Should liberals leave Catholic Church?
By Joan Vennochi, Globe Columnist | March 5, 2006
THE RED CARDINAL'S hat on its way to Archbishop Sean P. O'Malley sends a clear message to liberal Catholics who still hope the Catholic Church will shift their way: It isn't shifting.
Company men always reap their rewards. Cardinal Bernard Law got a basilica in Rome when the clergy sexual abuse scandal made Boston too inhospitable. O'Malley, another company man, gets elevated to cardinal for doing what the company ordered. O'Malley closed down parishes and is shutting down the vestiges of a liberal agenda in the Boston archdiocese.
Last week, seven members of the board of Catholic Charities of Boston announced their resignations. They were protesting the effort by Massachusetts bishops to prohibit gays from adopting children from their Catholic social service agencies. The seven who quit said the prohibition ''threatens the very essence of our Christian mission."
But the Roman Catholic Church, the institution seeking the prohibition, holds a drastically different view.
Church doctrine states that allowing children to be adopted by same-sex couples ''would actually mean doing violence to these children." Gay adoptions are ''gravely immoral."
If you agree with those principles, you are, according to the Vatican, a Catholic in good standing.
If you don't, you're not.
Liberals raised as Catholics refuse to accept this reality. We think we can be prochoice, pro-gay marriage , pro-gay adoption, and in favor of married and female priests and still call ourselves Catholic. The people who make the rules say we don't meet the criteria.
Every pronouncement from Pope Benedict XVI draws another line between official church doctrine and liberal ideology.
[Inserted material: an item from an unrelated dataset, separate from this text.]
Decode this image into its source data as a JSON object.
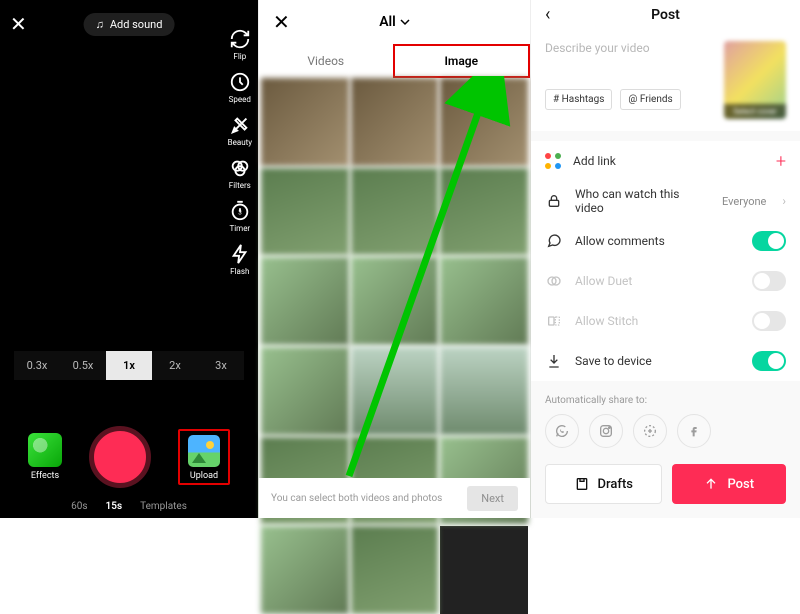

When do liberals choose one side or the other?
Sue O'Connell, the copublisher of Bay Windows, New England's largest publication for lesbian and gay readers, believes it's time for liberal Catholics to take a stand -- just like board members did regarding their affiliation with Catholic Charities.
''I know a lot of Catholics, gay and straight," said O'Connell, a lesbian mother of a 5-year-old daughter. ''Everyone continues to go to church and act like their parish is not part of all of this -- the sexual scandal, the association to the Vatican and its stand on gay adoption. Everyone who believes that is in a state of denial."
''It's time to find a new path," she said.
O'Connell said the church is doing the expected -- enforcing its rules.
Catholics who don't agree with church doctrine are doing the unexpected -- sticking around where they are unwelcome, rather than moving on.
The stubborness is rooted in nostalgia, inertia, and arrogance. We cherish some memories, like the lacy white communion dress and the innocence of childhood confessions. Despite spotty attendance, we enjoy the ritual of Sunday Mass. We also believe our views are the enlightened ones and Rome's represent the neanderthal; eventually we will get a pope who understands that.
Liberals view the Catholic Charities controversy in Boston as a watershed moment, signaling a church hierarchy out of touch with ordinary Catholics. But the resignations in Boston, while laudable to fellow liberals, do not ruffle Rome nor Catholics who accept the rules. They are welcome. Just read the online posts to Catholic World News.
The local fervor to prevent gays from adopting children also shows that the sexual abuse scandal did not distract the church from the rules it cares most about. This week, the state attorney general's office scolded the archdiocese for failing to devise a system to keep track of abusive priests.
Conservative Catholics hold the power, not just in Rome but in the United States. When mobilized against abortion and gay marriage, they are a potent political force.
Catholics helped reelect George W. Bush. Survey results released last year by DemocracyCorps, the consulting group headed by James Carville, Stanley Greenberg, and Bob Shrum, showed that Bill Clinton carried the white Catholic vote by 7 points; Al Gore lost the white Catholic vote by 7 points; and John Kerry, a Catholic, lost the Catholic vote by 13 points. That is a 20 point swing, to the advantage of the GOP. It explains why Governor Mitt Romney, a probable Republican presidential candidate, would sympathize with Catholic bishops on the issue of gay adoption.
The church in Rome thinks in centuries, not in news cycles. It isn't budging.
Will liberals in America ever get the message?
Joan Vennochi's e-mail address is firstname.lastname@example.org.
© Copyright 2006 Globe Newspaper Company.
I don't quite know how I feel, as a liberal Catholic in the Boston area. My church has a GLBTA and a divorced Catholic's group, but apparently we are not in the norm.